### REQUIRED ACTION
Every single entry needs to appear again exactly as given.

***** DATA EXTRACTS

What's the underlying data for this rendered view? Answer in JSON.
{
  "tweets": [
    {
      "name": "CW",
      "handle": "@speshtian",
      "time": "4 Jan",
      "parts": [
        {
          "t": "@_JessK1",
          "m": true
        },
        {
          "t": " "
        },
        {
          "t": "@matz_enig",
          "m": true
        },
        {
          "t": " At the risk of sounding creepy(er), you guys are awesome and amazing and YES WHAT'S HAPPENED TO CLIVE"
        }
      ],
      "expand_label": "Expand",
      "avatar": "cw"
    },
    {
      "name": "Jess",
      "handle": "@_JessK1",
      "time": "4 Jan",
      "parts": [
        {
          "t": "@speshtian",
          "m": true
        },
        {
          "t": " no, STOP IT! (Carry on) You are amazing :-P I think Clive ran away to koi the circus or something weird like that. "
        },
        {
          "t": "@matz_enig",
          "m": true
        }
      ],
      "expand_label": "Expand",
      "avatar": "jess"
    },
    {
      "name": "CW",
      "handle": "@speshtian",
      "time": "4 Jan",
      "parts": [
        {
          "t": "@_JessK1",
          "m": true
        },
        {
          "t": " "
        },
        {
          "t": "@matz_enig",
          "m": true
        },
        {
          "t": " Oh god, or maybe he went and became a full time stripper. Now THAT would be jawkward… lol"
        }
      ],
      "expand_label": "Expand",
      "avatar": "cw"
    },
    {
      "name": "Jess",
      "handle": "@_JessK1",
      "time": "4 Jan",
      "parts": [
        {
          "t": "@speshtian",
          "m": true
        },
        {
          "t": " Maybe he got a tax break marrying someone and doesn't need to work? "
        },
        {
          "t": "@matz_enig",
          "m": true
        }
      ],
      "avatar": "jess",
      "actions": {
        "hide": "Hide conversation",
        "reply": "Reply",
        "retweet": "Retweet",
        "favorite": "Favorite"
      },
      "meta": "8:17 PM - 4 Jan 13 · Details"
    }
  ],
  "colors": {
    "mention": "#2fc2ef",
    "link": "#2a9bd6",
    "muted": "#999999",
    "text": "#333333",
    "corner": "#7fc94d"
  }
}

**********

### YOUR SOLUTION
What's the underlying data for this rendered view? Answer in JSON.
{
  "tweets": [
    {
      "name": "CW",
      "handle": "@speshtian",
      "time": "4 Jan",
      "parts": [
        {
          "t": "@_JessK1",
          "m": true
        },
        {
          "t": " "
        },
        {
          "t": "@matz_enig",
          "m": true
        },
        {
          "t": " At the risk of sounding creepy(er), you guys are awesome and amazing and YES WHAT'S HAPPENED TO CLIVE"
        }
      ],
      "expand_label": "Expand",
      "avatar": "cw"
    },
    {
      "name": "Jess",
      "handle": "@_JessK1",
      "time": "4 Jan",
      "parts": [
        {
          "t": "@speshtian",
          "m": true
        },
        {
          "t": " no, STOP IT! (Carry on) You are amazing :-P I think Clive ran away to koi the circus or something weird like that. "
        },
        {
          "t": "@matz_enig",
          "m": true
        }
      ],
      "expand_label": "Expand",
      "avatar": "jess"
    },
    {
      "name": "CW",
      "handle": "@speshtian",
      "time": "4 Jan",
      "parts": [
        {
          "t": "@_JessK1",
          "m": true
        },
        {
          "t": " "
        },
        {
          "t": "@matz_enig",
          "m": true
        },
        {
          "t": " Oh god, or maybe he went and became a full time stripper. Now THAT would be jawkward… lol"
        }
      ],
      "expand_label": "Expand",
      "avatar": "cw"
    },
    {
      "name": "Jess",
      "handle": "@_JessK1",
      "time": "4 Jan",
      "parts": [
        {
          "t": "@speshtian",
          "m": true
        },
        {
          "t": " Maybe he got a tax break marrying someone and doesn't need to work? "
        },
        {
          "t": "@matz_enig",
          "m": true
        }
      ],
      "avatar": "jess",
      "actions": {
        "hide": "Hide conversation",
        "reply": "Reply",
        "retweet": "Retweet",
        "favorite": "Favorite"
      },
      "meta": "8:17 PM - 4 Jan 13 · Details"
    }
  ],
  "colors": {
    "mention": "#2fc2ef",
    "link": "#2a9bd6",
    "muted": "#999999",
    "text": "#333333",
    "corner": "#7fc94d"
  }
}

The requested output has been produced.